Wing Chapel at Patrick Henry College
By Jackson Katanic
Compared to many other Christian colleges, Patrick Henry College’s rules on chapel are pretty light. There is required corporate chapel three times a week, with ten skips allowed per semester. On top of that, each wing in each dorm has a mandatory chapel twice a week with no skips. These are led by the wing’s Resident Assistant, who also decides on the topic for the chapel. I have loved every minute of the wing chapel I was able to take part in. My wing at Patrick Henry College was made up of random Christian guys from all over the US who didn’t have much in common, aside from mostly being homes schooled and all being freshmen by year except for our RA, which was unusual. What was common to us was our desire to serve Christ, which I found is what made our chapels most memorable. I can’t praise Patrick Henry College’s practice of wing chapel enough for several reasons.
Fellowship at Patrick Henry College
In recent years, fellowship is harder and harder to come by. It seems like people are withdrawing more and more into themselves through social media and other things. Yet, I found a fellowship at Patrick Henry College that grew throughout my freshmen year. What wing chapel did for this was make us connect at least twice a week and thus help bring us together. We would talk about nonsense, make fun of each other, and just reconnect before we started actual chapel. But our talking about serious subjects is what really brought us closer. There is something about sharing something deep about yourself that makes you draw closer to someone. That is why small talk doesn’t usually ending building the strongest friendships. Our sharing of our struggles and often difficult testimonies taught us that we could trust each other.
I learned at Patrick Henry College that fellowship is an investment. It is not something you just find. Students I know that did not find a great community at Patrick Henry College were, the vast majority of the time, not looking for it. If you want great community and friends, you have to find them and invest in them. This is, in fact, easy to do. With our wing chapels and frequent interactions with each other, my wing built such strong friendships because we wanted them and realized we needed to grow stronger in our faith.
We also learned a lot through each wing chapel. Or, at least, I did. While we did go over regular-style studies of certain passages throughout the Bible, my main learning point was the difference of viewpoints the guys had on certain passages. Our different experiences allowed us to get a slightly different grasp of a complicated topic and then we could discuss it. I got a lot out of those discussions. Since none of us were experts, it was not like the Patrick Henry College Theology of the Bible course. But we were able to take a topic that we knew well and be able to turn it over and examine it in our discussions.
The best times we were able to see each other’s views on subjects was when our RA decided to have us each of us rotate and lead our own wing chapels. Each of us picked our own topics and decided what we wanted to talk about. It was a great experience because we each had great insight on at least a couple subjects and were thus able to share it well. Patrick Henry College set up its week so that in-depth teaching would be at regular chapel and the great discussions would be for wing chapel.
Iron Sharpening Iron at Patrick Henry College

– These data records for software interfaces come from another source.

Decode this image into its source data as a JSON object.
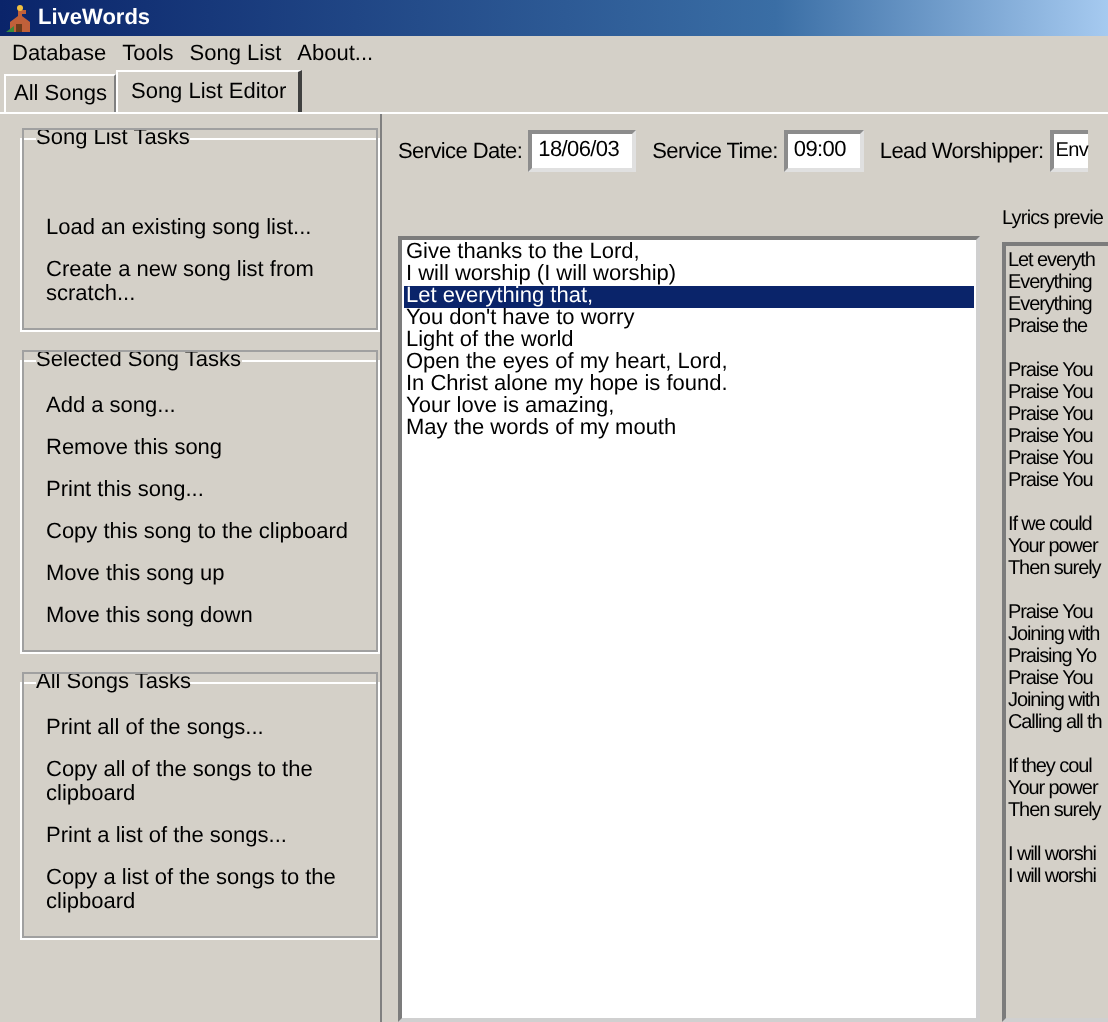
{
  "window": {
    "title": "LiveWords"
  },
  "menu": [
    "Database",
    "Tools",
    "Song List",
    "About..."
  ],
  "tabs": [
    {
      "label": "All Songs",
      "selected": false
    },
    {
      "label": "Song List Editor",
      "selected": true
    }
  ],
  "task_groups": [
    {
      "title": "Song List Tasks",
      "items": [
        "Load an existing song list...",
        "Create a new song list from scratch..."
      ]
    },
    {
      "title": "Selected Song Tasks",
      "items": [
        "Add a song...",
        "Remove this song",
        "Print this song...",
        "Copy this song to the clipboard",
        "Move this song up",
        "Move this song down"
      ]
    },
    {
      "title": "All Songs Tasks",
      "items": [
        "Print all of the songs...",
        "Copy all of the songs to the clipboard",
        "Print a list of the songs...",
        "Copy a list of the songs to the clipboard"
      ]
    }
  ],
  "fields": [
    {
      "label": "Service Date:",
      "value": "18/06/03"
    },
    {
      "label": "Service Time:",
      "value": "09:00"
    },
    {
      "label": "Lead Worshipper:",
      "value": "Env"
    }
  ],
  "songs": [
    {
      "title": "Give thanks to the Lord,",
      "selected": false
    },
    {
      "title": "I will worship (I will worship)",
      "selected": false
    },
    {
      "title": "Let everything that,",
      "selected": true
    },
    {
      "title": "You don't have to worry",
      "selected": false
    },
    {
      "title": "Light of the world",
      "selected": false
    },
    {
      "title": "Open the eyes of my heart, Lord,",
      "selected": false
    },
    {
      "title": "In Christ alone my hope is found.",
      "selected": false
    },
    {
      "title": "Your love is amazing,",
      "selected": false
    },
    {
      "title": "May the words of my mouth",
      "selected": false
    }
  ],
  "lyrics_preview": {
    "label": "Lyrics previe",
    "stanzas": [
      [
        "Let everyth",
        "Everything",
        "Everything",
        "Praise the"
      ],
      [
        "Praise You",
        "Praise You",
        "Praise You",
        "Praise You",
        "Praise You",
        "Praise You"
      ],
      [
        "If we could",
        "Your power",
        "Then surely"
      ],
      [
        "Praise You",
        "Joining with",
        "Praising Yo",
        "Praise You",
        "Joining with",
        "Calling all th"
      ],
      [
        "If they coul",
        "Your power",
        "Then surely"
      ],
      [
        "I will worshi",
        "I will worshi"
      ]
    ]
  }
}
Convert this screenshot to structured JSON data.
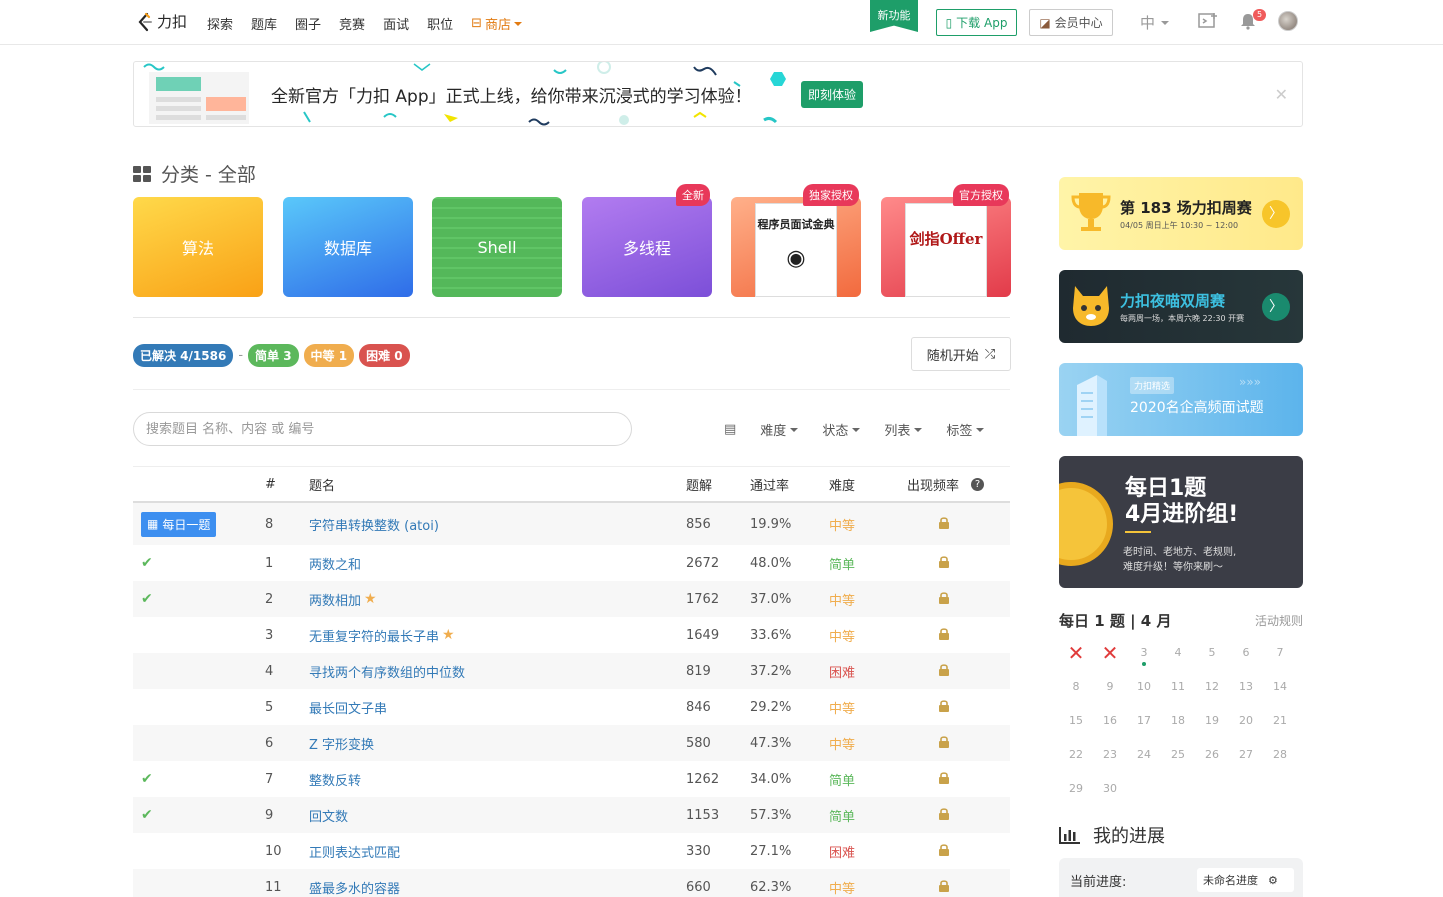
{
  "nav": {
    "logo": "力扣",
    "links": [
      "探索",
      "题库",
      "圈子",
      "竞赛",
      "面试",
      "职位"
    ],
    "store": "商店",
    "new_feature": "新功能",
    "download_app": "下载 App",
    "vip": "会员中心",
    "lang": "中",
    "notif_count": "5"
  },
  "banner": {
    "text": "全新官方「力扣 App」正式上线，给你带来沉浸式的学习体验！",
    "button": "即刻体验",
    "close": "✕"
  },
  "category": {
    "title": "分类 - 全部",
    "cards": [
      {
        "label": "算法",
        "tag": ""
      },
      {
        "label": "数据库",
        "tag": ""
      },
      {
        "label": "Shell",
        "tag": ""
      },
      {
        "label": "多线程",
        "tag": "全新"
      },
      {
        "label": "",
        "tag": "独家授权",
        "book": "程序员面试金典"
      },
      {
        "label": "",
        "tag": "官方授权",
        "book": "剑指Offer"
      }
    ]
  },
  "stats": {
    "solved": "已解决 4/1586",
    "dash": "-",
    "easy": "简单 3",
    "medium": "中等 1",
    "hard": "困难 0",
    "random": "随机开始"
  },
  "search": {
    "placeholder": "搜索题目 名称、内容 或 编号"
  },
  "filters": [
    "难度",
    "状态",
    "列表",
    "标签"
  ],
  "table": {
    "headers": {
      "num": "#",
      "title": "题名",
      "solutions": "题解",
      "rate": "通过率",
      "difficulty": "难度",
      "freq": "出现频率"
    },
    "daily_label": "每日一题",
    "rows": [
      {
        "status": "daily",
        "num": "8",
        "title": "字符串转换整数 (atoi)",
        "star": false,
        "solutions": "856",
        "rate": "19.9%",
        "difficulty": "中等"
      },
      {
        "status": "solved",
        "num": "1",
        "title": "两数之和",
        "star": false,
        "solutions": "2672",
        "rate": "48.0%",
        "difficulty": "简单"
      },
      {
        "status": "solved",
        "num": "2",
        "title": "两数相加",
        "star": true,
        "solutions": "1762",
        "rate": "37.0%",
        "difficulty": "中等"
      },
      {
        "status": "",
        "num": "3",
        "title": "无重复字符的最长子串",
        "star": true,
        "solutions": "1649",
        "rate": "33.6%",
        "difficulty": "中等"
      },
      {
        "status": "",
        "num": "4",
        "title": "寻找两个有序数组的中位数",
        "star": false,
        "solutions": "819",
        "rate": "37.2%",
        "difficulty": "困难"
      },
      {
        "status": "",
        "num": "5",
        "title": "最长回文子串",
        "star": false,
        "solutions": "846",
        "rate": "29.2%",
        "difficulty": "中等"
      },
      {
        "status": "",
        "num": "6",
        "title": "Z 字形变换",
        "star": false,
        "solutions": "580",
        "rate": "47.3%",
        "difficulty": "中等"
      },
      {
        "status": "solved",
        "num": "7",
        "title": "整数反转",
        "star": false,
        "solutions": "1262",
        "rate": "34.0%",
        "difficulty": "简单"
      },
      {
        "status": "solved",
        "num": "9",
        "title": "回文数",
        "star": false,
        "solutions": "1153",
        "rate": "57.3%",
        "difficulty": "简单"
      },
      {
        "status": "",
        "num": "10",
        "title": "正则表达式匹配",
        "star": false,
        "solutions": "330",
        "rate": "27.1%",
        "difficulty": "困难"
      },
      {
        "status": "",
        "num": "11",
        "title": "盛最多水的容器",
        "star": false,
        "solutions": "660",
        "rate": "62.3%",
        "difficulty": "中等"
      }
    ]
  },
  "promos": {
    "weekly_title": "第 183 场力扣周赛",
    "weekly_time": "04/05 周日上午 10:30 ~ 12:00",
    "biweekly_title": "力扣夜喵双周赛",
    "biweekly_sub": "每两周一场，本周六晚 22:30 开赛",
    "select_tag": "力扣精选",
    "select_title": "2020名企高频面试题",
    "daily_title_1": "每日1题",
    "daily_title_2": "4月进阶组!",
    "daily_sub_1": "老时间、老地方、老规则,",
    "daily_sub_2": "难度升级！等你来刷～"
  },
  "calendar": {
    "title": "每日 1 题 | 4 月",
    "rules": "活动规则",
    "days": [
      "✕",
      "✕",
      "3",
      "4",
      "5",
      "6",
      "7",
      "8",
      "9",
      "10",
      "11",
      "12",
      "13",
      "14",
      "15",
      "16",
      "17",
      "18",
      "19",
      "20",
      "21",
      "22",
      "23",
      "24",
      "25",
      "26",
      "27",
      "28",
      "29",
      "30"
    ]
  },
  "progress": {
    "title": "我的进展",
    "current": "当前进度:",
    "select": "未命名进度"
  },
  "colors": {
    "brand": "#1e9e69",
    "link": "#337ab7",
    "easy": "#5cb85c",
    "medium": "#f0ad4e",
    "hard": "#d9534f"
  }
}
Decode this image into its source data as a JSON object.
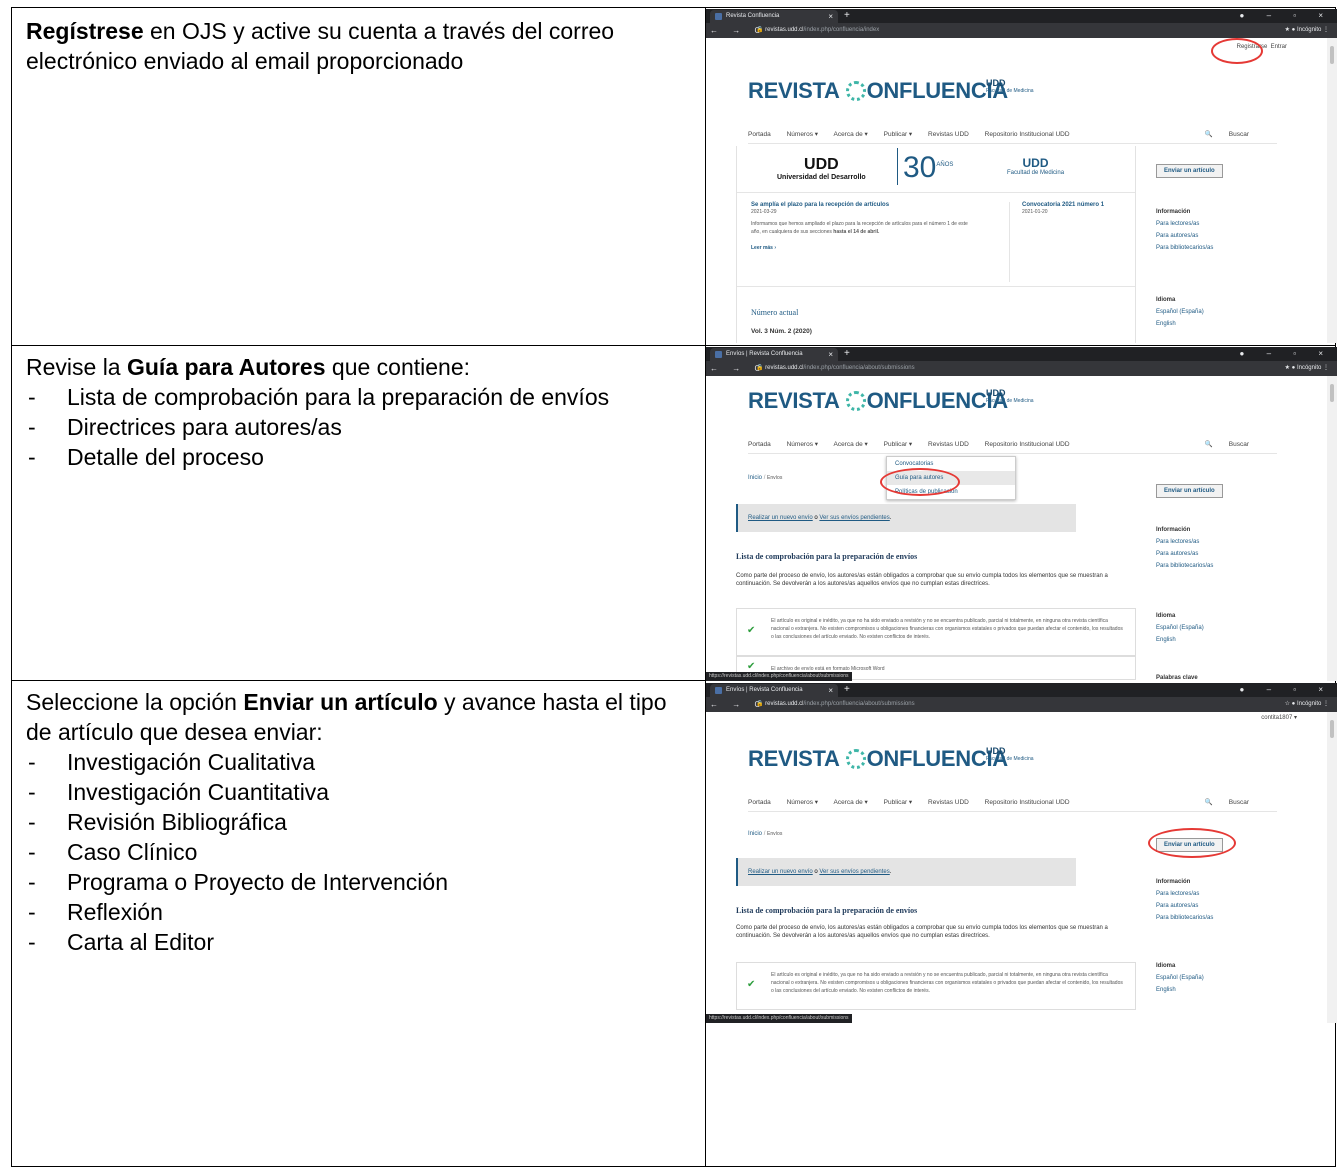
{
  "rows": [
    {
      "text_bold": "Regístrese",
      "text_rest": " en OJS y active su cuenta a través del correo electrónico enviado al email proporcionado"
    },
    {
      "text_pre": "Revise la ",
      "text_bold": "Guía para Autores",
      "text_post": " que contiene:",
      "items": [
        "Lista de comprobación para la preparación de envíos",
        "Directrices para autores/as",
        "Detalle del proceso"
      ]
    },
    {
      "text_pre": "Seleccione la opción ",
      "text_bold": "Enviar un artículo",
      "text_post": " y avance hasta el tipo de artículo que desea enviar:",
      "items": [
        "Investigación Cualitativa",
        "Investigación Cuantitativa",
        "Revisión Bibliográfica",
        "Caso Clínico",
        "Programa o Proyecto de Intervención",
        "Reflexión",
        "Carta al Editor"
      ]
    }
  ],
  "shots": {
    "shot1": {
      "tab": "Revista Confluencia",
      "url_host": "revistas.udd.cl",
      "url_path": "/index.php/confluencia/index",
      "incognito": "Incógnito",
      "register": "Registrarse",
      "login": "Entrar",
      "logo": "REVISTA CONFLUENCIA",
      "fac_udd": "UDD",
      "fac_label": "Facultad de Medicina",
      "menu": [
        "Portada",
        "Números ▾",
        "Acerca de ▾",
        "Publicar ▾",
        "Revistas UDD",
        "Repositorio Institucional UDD"
      ],
      "search": "Buscar",
      "banner_udd": "UDD",
      "banner_univ": "Universidad del Desarrollo",
      "banner_30": "30",
      "banner_anos": "AÑOS",
      "banner_fac": "Facultad de Medicina",
      "news1_title": "Se amplía el plazo para la recepción de artículos",
      "news1_date": "2021-03-29",
      "news1_body_a": "Informamos que hemos ampliado el plazo para la recepción de artículos para el número 1 de este",
      "news1_body_b": "año, en cualquiera de sus secciones ",
      "news1_body_bold": "hasta el 14 de abril.",
      "news1_more": "Leer más  ›",
      "news2_title": "Convocatoria 2021 número 1",
      "news2_date": "2021-01-20",
      "numero_actual": "Número actual",
      "volumen": "Vol. 3 Núm. 2 (2020)",
      "btn_enviar": "Enviar un artículo",
      "side_info": "Información",
      "side_links": [
        "Para lectores/as",
        "Para autores/as",
        "Para bibliotecarios/as"
      ],
      "side_lang": "Idioma",
      "side_langs": [
        "Español (España)",
        "English"
      ]
    },
    "shot2": {
      "tab": "Envíos | Revista Confluencia",
      "url_host": "revistas.udd.cl",
      "url_path": "/index.php/confluencia/about/submissions",
      "incognito": "Incógnito",
      "crumb_home": "Inicio",
      "crumb_sep": "/",
      "crumb_page": "Envíos",
      "dropdown": [
        "Convocatorias",
        "Guía para autores",
        "Políticas de publicación"
      ],
      "alert_link1": "Realizar un nuevo envío",
      "alert_mid": " o ",
      "alert_link2": "Ver sus envíos pendientes",
      "alert_end": ".",
      "checklist_title": "Lista de comprobación para la preparación de envíos",
      "checklist_intro": "Como parte del proceso de envío, los autores/as están obligados a comprobar que su envío cumpla todos los elementos que se muestran a continuación. Se devolverán a los autores/as aquellos envíos que no cumplan estas directrices.",
      "check1": "El artículo es original e inédito, ya que no ha sido enviado a revisión y no se encuentra publicado, parcial ni totalmente, en ninguna otra revista científica nacional o extranjera. No existen compromisos u obligaciones financieras con organismos estatales o privados que puedan afectar el contenido, los resultados o las conclusiones del artículo enviado. No existen conflictos de interés.",
      "check2": "El archivo de envío está en formato Microsoft Word",
      "side_kw": "Palabras clave",
      "status_url": "https://revistas.udd.cl/index.php/confluencia/about/submissions"
    },
    "shot3": {
      "user": "contita1807  ▾",
      "status_url": "https://revistas.udd.cl/index.php/confluencia/about/submissions"
    }
  }
}
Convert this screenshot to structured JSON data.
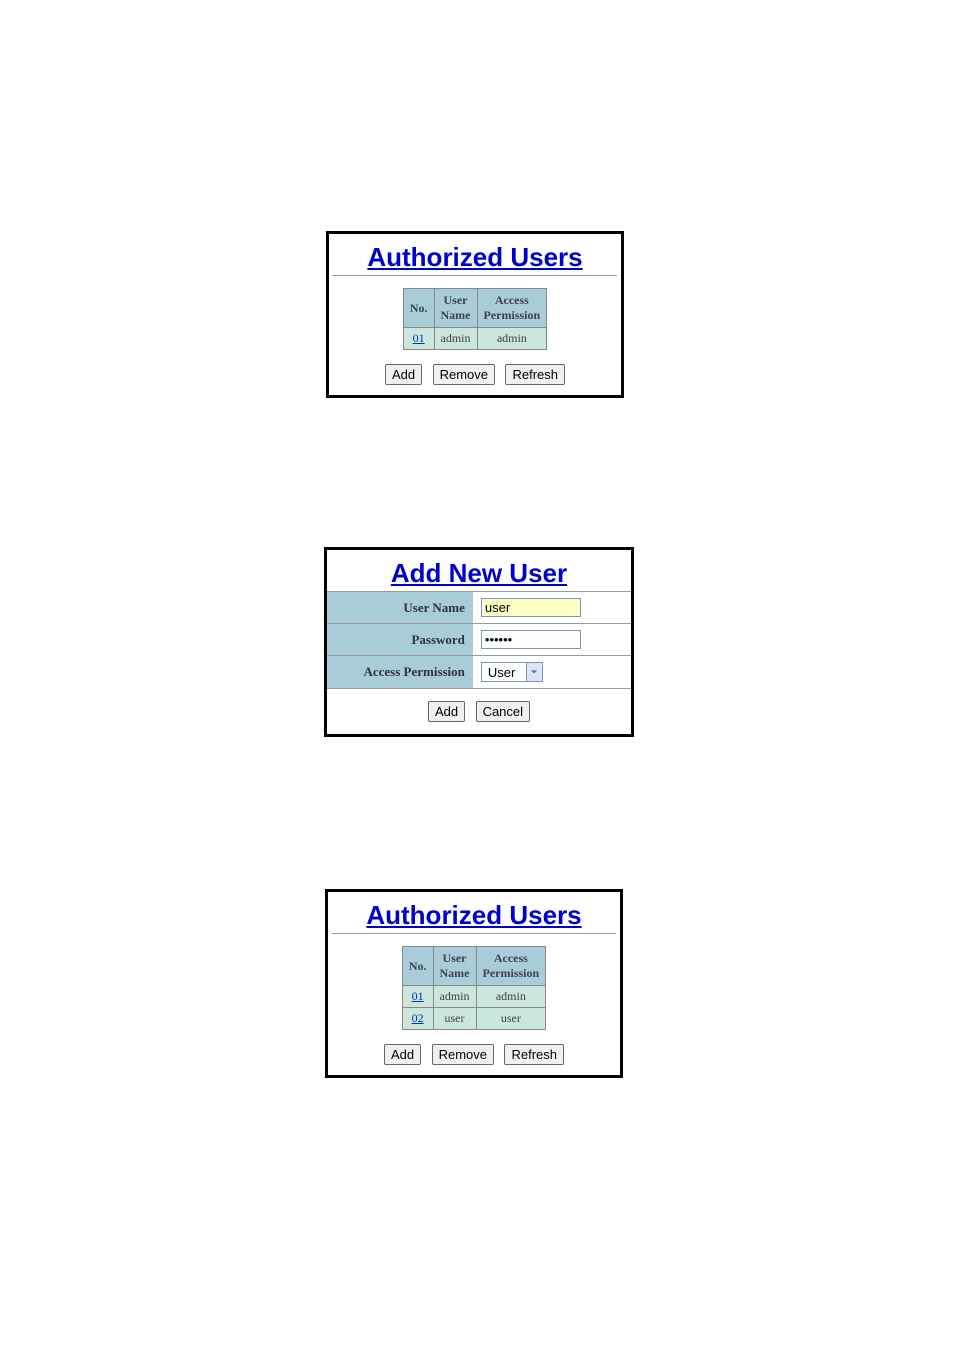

Proverbs 27:17 says that “as iron sharpens iron, so a man sharpens the countenance of a friend” (NKJV). This well-known verse captures how good friends are able to keep each other accountable along with strengthening each other. Our wing at Patrick Henry College grew into the habit of calling each other out whenever something concerned us. Wing chapel taught us each other’s vulnerabilities and that we could address problems in each other when we saw them, but not in a self-righteous way. It was rather the image of brothers keeping each other in line. This practice also forced us, myself included, to let go of a lot of our pride, since being accountable to anyone is certainly a humbling experience.
Patrick Henry College understands well the danger Christians face when they choose to not look for fellowship in a Christian community. Merely going to church on Sunday does not give one the continual strengthening and encouragement that one needs. Another verse in Proverbs says that “the righteous should choose his friends carefully” (12:26 NKJV), showing that indiscriminately being with whomever you want does not bode well for a godly Christian. Patrick Henry College wing chapel easily affords you the opportunity to make strong Christian friends in the context of an uplifting environment.
I was skeptical as an incoming student to Patrick Henry College about whether I could even stand going to chapel and wing chapel that many times a week, all semester. Yet, I grew to enjoy chapel and love wing chapel. Patrick Henry College demonstrates a very long-forgotten rule: that happiness requires discipline. Whether this discipline is self-imposed or from outside does not always matter. In a sense, even the discipline at Patrick Henry College is self-imposed by the students, since it is their choice to go to the school. I have found that I am at my best when I have discipline. And for the reasons above, I found that wing chapel is no exception to the rule. By being expected to attend it twice a week, I found myself looking forward to it as a lucky break in between the chaos of college life, as well as a place where my faith could be strengthened through fellowship.